Garlic planted for 2016.
Garlic planting day is always on the traditional Columbus Day. October 12. Planting garlic this fall is an anniversary for daysingarden blog since garlic planting was the first event of the 2015 season. Now the 2016 garlic crop has been planted. 1 whole year gone by. Wow. Above is a photo of the garlic cloves planted for 2016. Nice, don’t you think. Big and healthy looking.
In previous years, 64 garlic cloves, saved from the season before, were planted. Remember that each clove produces a new head of garlic with 8 cloves on average. That’s a nice bunch of garlic. But, we love garlic, and the supply has to last for a year. Also, I give garlic to several friends. So far this year, 24 heads of garlic have been given away. Approximately 9 heads were used for the seed crop, or clove crop, so to speak, for next year. That’s half the crop right there. Did I mention that we do love garlic. So, this fall, for the 2016 season, I decided to plant 72 cloves of garlic instead of the usual 64.
There’s another reason for this. For many years, I used 1 3′ by 3′ raised bed for the garlic. Planting 64 cloves in 1 3′ by 3′ bed meant planting the garlic cloves approximately 4″ apart. The resulting crop was OK, but I noticed that the garlic heads on the perimeter of the bed were always bigger. Last year, I thought perhaps planting garlic around the perimeters of several raised beds might be a good thing. Then, I thought, other crops could be planted in the middle of the beds. This didn’t work, mostly because the watering requirements are different for garlic and, say, spinach or lettuce. So I basically used 3 raised beds for garlic with the inside of the beds unproductive.
This year, I planted garlic in 2 3′ by 3′ raised beds using 72 garlic cloves. So, that meant 6 rows of 6 cloves in each bed, with the cloves planted 6″ apart instead of 4″ apart. All this sounds rather tedious, I know. But I need to write it down for future reference. If this planting scheme produces bigger heads of garlic on the inside as well as the outside of the raised beds, I will have increased my garlic crop by 8 heads of garlic and used 2 raised beds instead of 3. Sounds good to me.

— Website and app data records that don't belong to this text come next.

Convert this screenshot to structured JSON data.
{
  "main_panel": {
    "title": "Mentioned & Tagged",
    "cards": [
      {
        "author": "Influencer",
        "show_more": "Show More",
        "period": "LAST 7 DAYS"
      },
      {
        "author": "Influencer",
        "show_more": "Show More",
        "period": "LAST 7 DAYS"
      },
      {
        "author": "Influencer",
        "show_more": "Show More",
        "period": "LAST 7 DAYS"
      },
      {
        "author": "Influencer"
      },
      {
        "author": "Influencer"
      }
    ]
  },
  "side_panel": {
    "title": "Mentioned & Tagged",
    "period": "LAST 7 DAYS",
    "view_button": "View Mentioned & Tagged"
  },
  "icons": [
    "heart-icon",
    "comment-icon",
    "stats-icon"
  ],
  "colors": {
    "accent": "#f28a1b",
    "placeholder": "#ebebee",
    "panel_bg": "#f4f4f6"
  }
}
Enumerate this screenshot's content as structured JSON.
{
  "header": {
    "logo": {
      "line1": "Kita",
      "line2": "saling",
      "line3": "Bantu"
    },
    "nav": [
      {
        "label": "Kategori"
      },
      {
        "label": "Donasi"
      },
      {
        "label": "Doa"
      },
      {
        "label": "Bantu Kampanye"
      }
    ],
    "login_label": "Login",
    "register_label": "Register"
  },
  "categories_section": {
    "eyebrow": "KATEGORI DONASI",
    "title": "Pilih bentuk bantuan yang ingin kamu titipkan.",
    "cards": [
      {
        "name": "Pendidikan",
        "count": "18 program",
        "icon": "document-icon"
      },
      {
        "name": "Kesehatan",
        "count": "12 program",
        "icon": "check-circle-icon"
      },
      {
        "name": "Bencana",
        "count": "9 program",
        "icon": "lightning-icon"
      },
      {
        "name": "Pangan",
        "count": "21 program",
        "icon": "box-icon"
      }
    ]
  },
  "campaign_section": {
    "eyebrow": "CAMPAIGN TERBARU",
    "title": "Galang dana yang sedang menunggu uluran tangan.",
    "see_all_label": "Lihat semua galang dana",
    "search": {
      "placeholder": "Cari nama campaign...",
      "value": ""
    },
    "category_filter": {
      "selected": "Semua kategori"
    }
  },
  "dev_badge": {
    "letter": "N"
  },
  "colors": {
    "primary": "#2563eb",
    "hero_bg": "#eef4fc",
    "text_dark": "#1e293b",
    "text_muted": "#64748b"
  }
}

I used the broadfork to loosen the soil in the beds on 2 separate days, adding compost and rock phosphate each day. I dibbled in the garlic cloves. See previous posts on garlic for this Eliot Coleman technique, which he describes in The Winter Harvest Handbook. It is important to keep the tops of the garlic cloves about 1″ underground. When the soil is loose–a good thing–it’s often the case that the cloves slide down 2″ or more. When the cloves are planted too deep, the resulting heads tend to be much smaller. So, take the time to fill the dibble holes back in if they are too deep, making sure that the top of the garlic clove is no more than 1″ underground. This is important and worth the time spent.
I covered the beds with a fluffy layer of salt hay and watered them in. Watering should be repeated through the fall if there is no rain. I also watered in some Neptune’s Harvest fish fertilizer–another good source of phosphate. Phosphate is necessary for developing root structure. The idea is that the garlic will start to grow a root structure but will probably not show signs of life aboveground. Next spring, the garlic will be the first crop to appear in the vegetable garden and will have that good root structure to start it on its way to a new bumper crop of garlic. That’s the plan.
I could add a photo here of the 2 raised beds where the garlic was planted. But they look empty, so what’s the use. Time for photos when the garlic starts to grow early next spring.